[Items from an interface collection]
● ● ● ● ● ● ●

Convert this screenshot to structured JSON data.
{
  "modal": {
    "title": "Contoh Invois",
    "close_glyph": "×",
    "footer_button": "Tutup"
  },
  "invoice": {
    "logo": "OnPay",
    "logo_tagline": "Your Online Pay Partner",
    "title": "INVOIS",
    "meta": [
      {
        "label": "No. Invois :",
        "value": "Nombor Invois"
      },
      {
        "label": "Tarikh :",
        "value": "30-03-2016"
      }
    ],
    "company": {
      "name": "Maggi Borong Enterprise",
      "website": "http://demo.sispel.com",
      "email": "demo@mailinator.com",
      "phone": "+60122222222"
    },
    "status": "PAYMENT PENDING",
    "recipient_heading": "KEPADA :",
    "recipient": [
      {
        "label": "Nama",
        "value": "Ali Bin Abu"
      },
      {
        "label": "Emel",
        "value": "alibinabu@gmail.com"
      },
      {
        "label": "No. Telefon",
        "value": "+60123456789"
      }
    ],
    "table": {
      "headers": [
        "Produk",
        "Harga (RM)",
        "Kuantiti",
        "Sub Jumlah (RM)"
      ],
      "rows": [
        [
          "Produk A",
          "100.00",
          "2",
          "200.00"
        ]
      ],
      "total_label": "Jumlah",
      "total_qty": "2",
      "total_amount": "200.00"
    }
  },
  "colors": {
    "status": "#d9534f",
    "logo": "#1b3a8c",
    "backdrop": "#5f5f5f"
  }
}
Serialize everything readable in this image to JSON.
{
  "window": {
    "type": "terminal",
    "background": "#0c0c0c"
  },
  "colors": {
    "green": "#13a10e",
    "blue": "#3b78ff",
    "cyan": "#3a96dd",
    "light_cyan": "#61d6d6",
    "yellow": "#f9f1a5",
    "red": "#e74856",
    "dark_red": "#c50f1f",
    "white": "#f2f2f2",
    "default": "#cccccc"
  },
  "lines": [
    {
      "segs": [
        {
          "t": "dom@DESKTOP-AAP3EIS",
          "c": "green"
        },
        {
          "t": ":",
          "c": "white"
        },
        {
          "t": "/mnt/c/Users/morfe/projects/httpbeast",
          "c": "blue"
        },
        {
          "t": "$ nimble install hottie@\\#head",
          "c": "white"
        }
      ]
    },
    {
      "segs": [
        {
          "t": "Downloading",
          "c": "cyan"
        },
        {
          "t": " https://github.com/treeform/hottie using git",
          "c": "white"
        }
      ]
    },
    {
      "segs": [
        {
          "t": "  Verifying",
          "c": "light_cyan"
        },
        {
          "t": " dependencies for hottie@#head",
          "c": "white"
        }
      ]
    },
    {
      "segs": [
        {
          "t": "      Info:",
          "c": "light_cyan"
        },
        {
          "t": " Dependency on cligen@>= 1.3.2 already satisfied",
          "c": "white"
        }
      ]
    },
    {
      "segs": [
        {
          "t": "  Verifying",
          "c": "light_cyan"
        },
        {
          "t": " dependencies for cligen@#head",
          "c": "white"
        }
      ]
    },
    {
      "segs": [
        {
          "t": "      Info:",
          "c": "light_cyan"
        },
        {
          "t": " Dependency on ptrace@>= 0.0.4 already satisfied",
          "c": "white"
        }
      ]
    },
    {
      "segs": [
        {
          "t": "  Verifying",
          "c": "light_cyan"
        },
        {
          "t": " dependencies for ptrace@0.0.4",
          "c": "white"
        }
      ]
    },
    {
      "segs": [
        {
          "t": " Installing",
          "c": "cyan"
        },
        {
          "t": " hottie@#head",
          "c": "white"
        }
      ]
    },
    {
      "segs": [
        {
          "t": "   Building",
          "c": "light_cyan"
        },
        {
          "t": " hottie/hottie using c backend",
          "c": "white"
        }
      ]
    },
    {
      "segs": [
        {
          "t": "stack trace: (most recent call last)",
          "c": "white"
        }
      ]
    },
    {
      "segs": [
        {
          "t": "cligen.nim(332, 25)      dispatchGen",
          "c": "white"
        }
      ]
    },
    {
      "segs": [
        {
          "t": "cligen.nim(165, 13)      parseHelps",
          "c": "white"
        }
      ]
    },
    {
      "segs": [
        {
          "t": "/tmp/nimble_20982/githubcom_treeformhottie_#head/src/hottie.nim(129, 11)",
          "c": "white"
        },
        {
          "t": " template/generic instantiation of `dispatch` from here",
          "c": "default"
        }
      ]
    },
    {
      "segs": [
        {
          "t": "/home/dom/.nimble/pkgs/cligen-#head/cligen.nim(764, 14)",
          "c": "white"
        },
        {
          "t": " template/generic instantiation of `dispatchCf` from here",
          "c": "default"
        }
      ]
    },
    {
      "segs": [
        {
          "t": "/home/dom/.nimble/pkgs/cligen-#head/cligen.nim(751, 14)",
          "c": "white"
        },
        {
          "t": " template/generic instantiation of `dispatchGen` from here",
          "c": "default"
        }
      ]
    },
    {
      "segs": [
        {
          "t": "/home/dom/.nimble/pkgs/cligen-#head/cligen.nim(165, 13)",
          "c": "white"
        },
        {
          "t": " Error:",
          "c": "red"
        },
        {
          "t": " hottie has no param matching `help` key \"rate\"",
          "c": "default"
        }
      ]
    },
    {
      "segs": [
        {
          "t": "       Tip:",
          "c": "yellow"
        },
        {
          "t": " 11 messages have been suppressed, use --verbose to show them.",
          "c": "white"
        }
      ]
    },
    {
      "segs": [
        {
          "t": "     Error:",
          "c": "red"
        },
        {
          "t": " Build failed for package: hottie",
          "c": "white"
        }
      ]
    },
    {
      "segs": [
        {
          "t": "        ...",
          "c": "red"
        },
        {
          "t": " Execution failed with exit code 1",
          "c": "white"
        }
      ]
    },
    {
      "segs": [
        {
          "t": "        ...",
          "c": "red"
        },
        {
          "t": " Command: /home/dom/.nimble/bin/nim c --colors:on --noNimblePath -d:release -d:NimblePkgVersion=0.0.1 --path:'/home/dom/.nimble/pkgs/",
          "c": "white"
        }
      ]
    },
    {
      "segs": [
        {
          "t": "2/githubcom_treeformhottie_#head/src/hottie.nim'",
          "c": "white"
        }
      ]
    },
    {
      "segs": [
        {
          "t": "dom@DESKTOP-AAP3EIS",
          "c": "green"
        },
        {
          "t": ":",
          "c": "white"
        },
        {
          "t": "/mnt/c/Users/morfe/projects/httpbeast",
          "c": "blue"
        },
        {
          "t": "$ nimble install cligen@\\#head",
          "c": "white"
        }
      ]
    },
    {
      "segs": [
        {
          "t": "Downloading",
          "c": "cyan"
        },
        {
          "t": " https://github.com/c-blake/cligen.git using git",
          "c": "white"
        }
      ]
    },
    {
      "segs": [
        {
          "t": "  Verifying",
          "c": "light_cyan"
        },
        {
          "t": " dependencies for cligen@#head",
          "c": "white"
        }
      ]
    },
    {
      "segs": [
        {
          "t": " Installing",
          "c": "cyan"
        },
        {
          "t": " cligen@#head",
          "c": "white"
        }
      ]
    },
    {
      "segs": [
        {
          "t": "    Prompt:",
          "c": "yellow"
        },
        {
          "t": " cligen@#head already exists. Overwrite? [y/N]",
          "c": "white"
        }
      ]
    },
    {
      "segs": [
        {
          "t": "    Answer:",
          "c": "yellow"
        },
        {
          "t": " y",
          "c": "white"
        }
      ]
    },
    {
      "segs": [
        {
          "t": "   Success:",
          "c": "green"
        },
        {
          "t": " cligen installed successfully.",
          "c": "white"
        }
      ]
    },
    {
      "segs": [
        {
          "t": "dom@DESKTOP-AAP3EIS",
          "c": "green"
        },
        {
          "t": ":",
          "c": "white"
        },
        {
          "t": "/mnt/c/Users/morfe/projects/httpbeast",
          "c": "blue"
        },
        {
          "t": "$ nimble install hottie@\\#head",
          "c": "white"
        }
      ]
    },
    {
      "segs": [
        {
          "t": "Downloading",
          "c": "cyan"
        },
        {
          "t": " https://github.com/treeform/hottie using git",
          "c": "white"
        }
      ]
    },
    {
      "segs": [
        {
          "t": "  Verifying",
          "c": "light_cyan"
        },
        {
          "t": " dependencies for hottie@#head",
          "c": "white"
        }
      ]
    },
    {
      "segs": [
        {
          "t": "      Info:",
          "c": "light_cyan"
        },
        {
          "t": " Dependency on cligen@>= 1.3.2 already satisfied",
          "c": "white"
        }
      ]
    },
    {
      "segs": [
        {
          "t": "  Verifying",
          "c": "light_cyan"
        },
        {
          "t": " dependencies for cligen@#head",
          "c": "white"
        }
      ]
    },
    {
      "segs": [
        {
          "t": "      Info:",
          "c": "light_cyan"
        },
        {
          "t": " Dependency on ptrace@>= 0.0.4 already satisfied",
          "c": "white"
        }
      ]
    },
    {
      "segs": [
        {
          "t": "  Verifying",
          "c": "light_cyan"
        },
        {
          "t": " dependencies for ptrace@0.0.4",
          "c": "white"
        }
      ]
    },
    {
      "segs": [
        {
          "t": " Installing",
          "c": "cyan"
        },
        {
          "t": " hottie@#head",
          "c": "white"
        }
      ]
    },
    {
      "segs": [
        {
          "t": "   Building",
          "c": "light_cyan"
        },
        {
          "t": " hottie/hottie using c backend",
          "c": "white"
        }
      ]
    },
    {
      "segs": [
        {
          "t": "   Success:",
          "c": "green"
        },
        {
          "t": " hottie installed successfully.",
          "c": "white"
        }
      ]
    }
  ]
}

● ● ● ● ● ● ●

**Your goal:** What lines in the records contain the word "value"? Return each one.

**Finished exercise:**
        "value": "Nombor Invois"
        "value": "30-03-2016"
        "value": "Ali Bin Abu"
        "value": "alibinabu@gmail.com"
        "value": "+60123456789"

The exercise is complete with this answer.